(William Adams) #34

As much as I’d like for Carbide Create to be the perfect drawing program (I keep arguing for all of Freehand’s features), it seems to be the intent to keep it reasonably straight-forward and simple to use — I’m frankly surprised the Bezier curve tool got added.

That said, there are lots of other options for drawing programs, my suggestions w/ notes:

Commercial:

  • Freehand — if you have a machine which will run it, and can find a license for a reasonably recent version, there’s nothing which can beat it for efficiency, productivity and elegance
  • Serif’s Affinity Designer — hard to beat for the price — I’d probably break down and license it if it would run on my unfortunately 32-bit tablet. EDIT: when I got my Samsung Galaxy Book 12, I bought a license — debating getting Affinity Photo
  • Adobe Illustrator — if you have a license for Creative Cloud, or an old license, and can put up with it, use it
  • CorelDraw — it’s come a long way from the days when it was the app coded by a SCSI hardware manufacturer for their art department

Opensource:

  • Inkscape — even if you’re using some other tool, you’ll want this to open / convert files
  • Cenon — (Mac OS X) nifty CAD tool from the NeXTstep days making the leap to opensource drawing application. Interestingly, they have a commercial CAM module and do their own line of CNC machines?
  • METAPOST/Asymptote/METAGRAF/IPE — if you’re using LaTeX, use a familiar tool

Some additional links at:

If anyone is curious about any other drawing tools, or has some specific question, I’d be glad to address it in another thread.


(Andrew Van Lahr) #35

Really my only complaint about the SO3 (I just have the regular small one): it won’t fit a 2x2’ sheet of MDF from the hardware store. You need to cut about 1-2" off to get it fit. Which pretty much means you’re going to be cutting stock to fit.

As other people have said, work-holding and dust management are the two massive things you will need to do to really start making use of your SO3, I looked at what other people had done ahead of time, and kinda copied/stole where I needed to. I’ve added them into my github library:

The dust-shoe just requires some material to be stapled around the outside. I have almost unlimited quantities of this rubberized nylon material, I made a skirt, and then cut it into strips after attaching it. Then stuffed my vaccum cleaner into the other hole. It helps an amazing amount, it probably knocks 95% of the dust out, there is still about 5% remaining.

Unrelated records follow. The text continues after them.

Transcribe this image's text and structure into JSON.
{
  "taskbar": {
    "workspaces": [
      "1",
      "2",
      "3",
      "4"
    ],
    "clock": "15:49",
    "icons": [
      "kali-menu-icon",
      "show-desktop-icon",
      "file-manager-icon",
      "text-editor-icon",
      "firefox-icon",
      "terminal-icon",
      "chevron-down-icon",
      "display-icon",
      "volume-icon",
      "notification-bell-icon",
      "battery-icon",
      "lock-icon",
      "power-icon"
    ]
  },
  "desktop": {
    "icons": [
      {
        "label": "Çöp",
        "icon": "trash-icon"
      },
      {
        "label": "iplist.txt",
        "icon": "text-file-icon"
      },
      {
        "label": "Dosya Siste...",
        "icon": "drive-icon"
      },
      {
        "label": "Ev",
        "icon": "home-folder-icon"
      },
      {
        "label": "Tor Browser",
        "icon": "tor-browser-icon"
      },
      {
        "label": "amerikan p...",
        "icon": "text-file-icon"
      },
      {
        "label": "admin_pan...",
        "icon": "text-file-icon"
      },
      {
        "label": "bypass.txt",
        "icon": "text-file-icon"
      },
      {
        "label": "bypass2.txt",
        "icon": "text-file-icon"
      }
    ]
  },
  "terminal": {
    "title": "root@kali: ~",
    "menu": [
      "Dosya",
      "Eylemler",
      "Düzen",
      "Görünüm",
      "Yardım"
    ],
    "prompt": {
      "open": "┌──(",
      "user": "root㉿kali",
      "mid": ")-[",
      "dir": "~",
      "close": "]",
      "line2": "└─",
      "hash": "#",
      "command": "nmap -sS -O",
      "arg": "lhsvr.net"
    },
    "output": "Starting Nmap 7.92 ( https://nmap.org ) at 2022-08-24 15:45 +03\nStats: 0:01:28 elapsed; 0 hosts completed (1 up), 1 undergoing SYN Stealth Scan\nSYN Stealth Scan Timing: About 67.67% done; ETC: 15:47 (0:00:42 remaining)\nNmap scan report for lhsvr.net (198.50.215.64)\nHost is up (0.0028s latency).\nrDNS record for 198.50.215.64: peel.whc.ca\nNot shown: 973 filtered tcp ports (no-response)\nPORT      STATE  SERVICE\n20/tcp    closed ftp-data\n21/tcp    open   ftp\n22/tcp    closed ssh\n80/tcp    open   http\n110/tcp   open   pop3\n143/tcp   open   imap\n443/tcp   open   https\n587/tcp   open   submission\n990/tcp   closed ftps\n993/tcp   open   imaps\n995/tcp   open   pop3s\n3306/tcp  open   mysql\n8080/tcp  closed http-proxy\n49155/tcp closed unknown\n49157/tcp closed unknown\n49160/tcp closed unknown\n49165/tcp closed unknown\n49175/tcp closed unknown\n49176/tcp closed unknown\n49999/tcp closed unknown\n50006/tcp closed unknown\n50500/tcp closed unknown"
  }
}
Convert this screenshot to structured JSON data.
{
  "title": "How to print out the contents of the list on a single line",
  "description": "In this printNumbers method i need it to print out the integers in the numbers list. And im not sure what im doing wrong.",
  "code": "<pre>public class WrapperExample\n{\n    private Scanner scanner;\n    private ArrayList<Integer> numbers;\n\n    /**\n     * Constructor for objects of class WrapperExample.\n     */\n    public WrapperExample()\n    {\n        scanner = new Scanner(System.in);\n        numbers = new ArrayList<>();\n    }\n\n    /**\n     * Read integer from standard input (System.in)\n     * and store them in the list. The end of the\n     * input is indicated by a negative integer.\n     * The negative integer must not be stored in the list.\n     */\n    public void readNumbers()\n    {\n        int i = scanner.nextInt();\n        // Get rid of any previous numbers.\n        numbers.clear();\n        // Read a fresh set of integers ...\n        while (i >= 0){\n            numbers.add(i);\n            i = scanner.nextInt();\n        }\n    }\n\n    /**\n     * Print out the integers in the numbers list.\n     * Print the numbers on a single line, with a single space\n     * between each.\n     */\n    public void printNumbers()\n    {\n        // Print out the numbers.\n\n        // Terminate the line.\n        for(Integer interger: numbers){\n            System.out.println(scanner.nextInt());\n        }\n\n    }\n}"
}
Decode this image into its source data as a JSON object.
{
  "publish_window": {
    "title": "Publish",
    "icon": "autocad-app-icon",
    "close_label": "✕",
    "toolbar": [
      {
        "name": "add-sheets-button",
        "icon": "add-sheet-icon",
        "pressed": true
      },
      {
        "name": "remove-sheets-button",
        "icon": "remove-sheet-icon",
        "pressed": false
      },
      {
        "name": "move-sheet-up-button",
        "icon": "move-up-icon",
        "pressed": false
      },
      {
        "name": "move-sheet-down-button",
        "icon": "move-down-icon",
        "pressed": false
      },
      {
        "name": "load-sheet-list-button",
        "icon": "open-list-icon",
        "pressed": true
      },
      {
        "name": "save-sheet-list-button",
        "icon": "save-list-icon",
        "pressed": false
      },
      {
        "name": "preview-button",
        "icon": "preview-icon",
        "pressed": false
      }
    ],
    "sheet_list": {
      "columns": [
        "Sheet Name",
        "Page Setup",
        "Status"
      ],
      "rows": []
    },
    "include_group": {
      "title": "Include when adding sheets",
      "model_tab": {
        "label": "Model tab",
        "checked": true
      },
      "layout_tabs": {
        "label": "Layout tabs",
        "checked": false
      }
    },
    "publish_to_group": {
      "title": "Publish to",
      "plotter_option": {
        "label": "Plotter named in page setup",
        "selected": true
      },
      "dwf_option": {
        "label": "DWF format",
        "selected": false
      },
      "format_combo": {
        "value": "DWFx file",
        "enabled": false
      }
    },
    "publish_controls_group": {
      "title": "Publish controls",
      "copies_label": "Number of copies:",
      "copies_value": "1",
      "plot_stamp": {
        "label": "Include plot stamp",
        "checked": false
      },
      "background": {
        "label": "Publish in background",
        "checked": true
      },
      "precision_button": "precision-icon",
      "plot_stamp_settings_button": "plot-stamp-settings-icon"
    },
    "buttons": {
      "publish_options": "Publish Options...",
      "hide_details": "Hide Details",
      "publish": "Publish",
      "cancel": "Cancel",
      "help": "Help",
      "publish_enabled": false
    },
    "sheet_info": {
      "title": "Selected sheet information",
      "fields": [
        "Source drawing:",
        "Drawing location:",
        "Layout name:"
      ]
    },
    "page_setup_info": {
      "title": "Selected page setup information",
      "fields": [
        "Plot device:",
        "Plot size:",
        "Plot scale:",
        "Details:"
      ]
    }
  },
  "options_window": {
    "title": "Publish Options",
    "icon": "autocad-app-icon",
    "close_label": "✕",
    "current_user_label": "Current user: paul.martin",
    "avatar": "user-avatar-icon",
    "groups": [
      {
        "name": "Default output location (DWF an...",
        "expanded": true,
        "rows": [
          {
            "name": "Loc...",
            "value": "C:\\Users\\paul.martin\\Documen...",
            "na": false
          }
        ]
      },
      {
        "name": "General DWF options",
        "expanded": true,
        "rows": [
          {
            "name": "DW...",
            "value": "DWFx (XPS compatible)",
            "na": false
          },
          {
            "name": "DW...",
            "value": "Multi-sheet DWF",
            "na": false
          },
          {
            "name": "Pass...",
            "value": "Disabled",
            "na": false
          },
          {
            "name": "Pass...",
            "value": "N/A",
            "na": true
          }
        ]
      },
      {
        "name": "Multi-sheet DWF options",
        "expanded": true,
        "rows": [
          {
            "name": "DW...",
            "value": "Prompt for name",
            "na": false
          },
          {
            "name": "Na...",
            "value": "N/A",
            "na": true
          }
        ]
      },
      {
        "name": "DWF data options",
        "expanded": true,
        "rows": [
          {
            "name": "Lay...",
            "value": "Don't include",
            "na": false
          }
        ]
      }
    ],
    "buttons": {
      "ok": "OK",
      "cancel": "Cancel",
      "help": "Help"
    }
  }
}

The spoilboard I created is just another part that goes on top of the one the machine ships with, I didn’t want to drill a bunch of holes in mine, just enough holes to hold my other board on.

There are threaded inserts you can buy, home depot sells them, they’re kinda terrible, but they do work, however for some god aweful reason they are only available in 20mm length, but the max thickness of MDF you can easily find is like .73" (20mm is ~.78" so they always stick out, so you either have to grind them flat, or layer boards up, really annoying (not C3D’s fault tho).

The big thing, if all this is new to you, is learn how to think of everything as a “toolchain” meaning each process is done by a specific tool, in a specific order, so

Design -> Toolpath -> Controller interface -> routing

Is kinda the basic of the process, and each is a specific skill.


(Jerome Aarestad) #36

I too like to own the software, however, the times are changing. Developing software is very expensive. Companies cannot meet their initial investment by just selling their software. As you use their product they wish to get paid a little bit. They need constant revenues. Microsoft has office 365, Adobe has gone the same route. While you can purchase and own a license for Solidworks and the product is resident on your computer, your have to pay an annual fee of $1000 to $3000 to receive upgrades and be able to open new files created by other companies. As resident or cloud based software reaches a user base of 100,000, it becomes a very valuable asset to the company and the plug will not be pulled. Software created by companies who do not reach financial success is the software that will go away. If you make a living using software you should expect to pay what is necessary to mitigate the associated risks.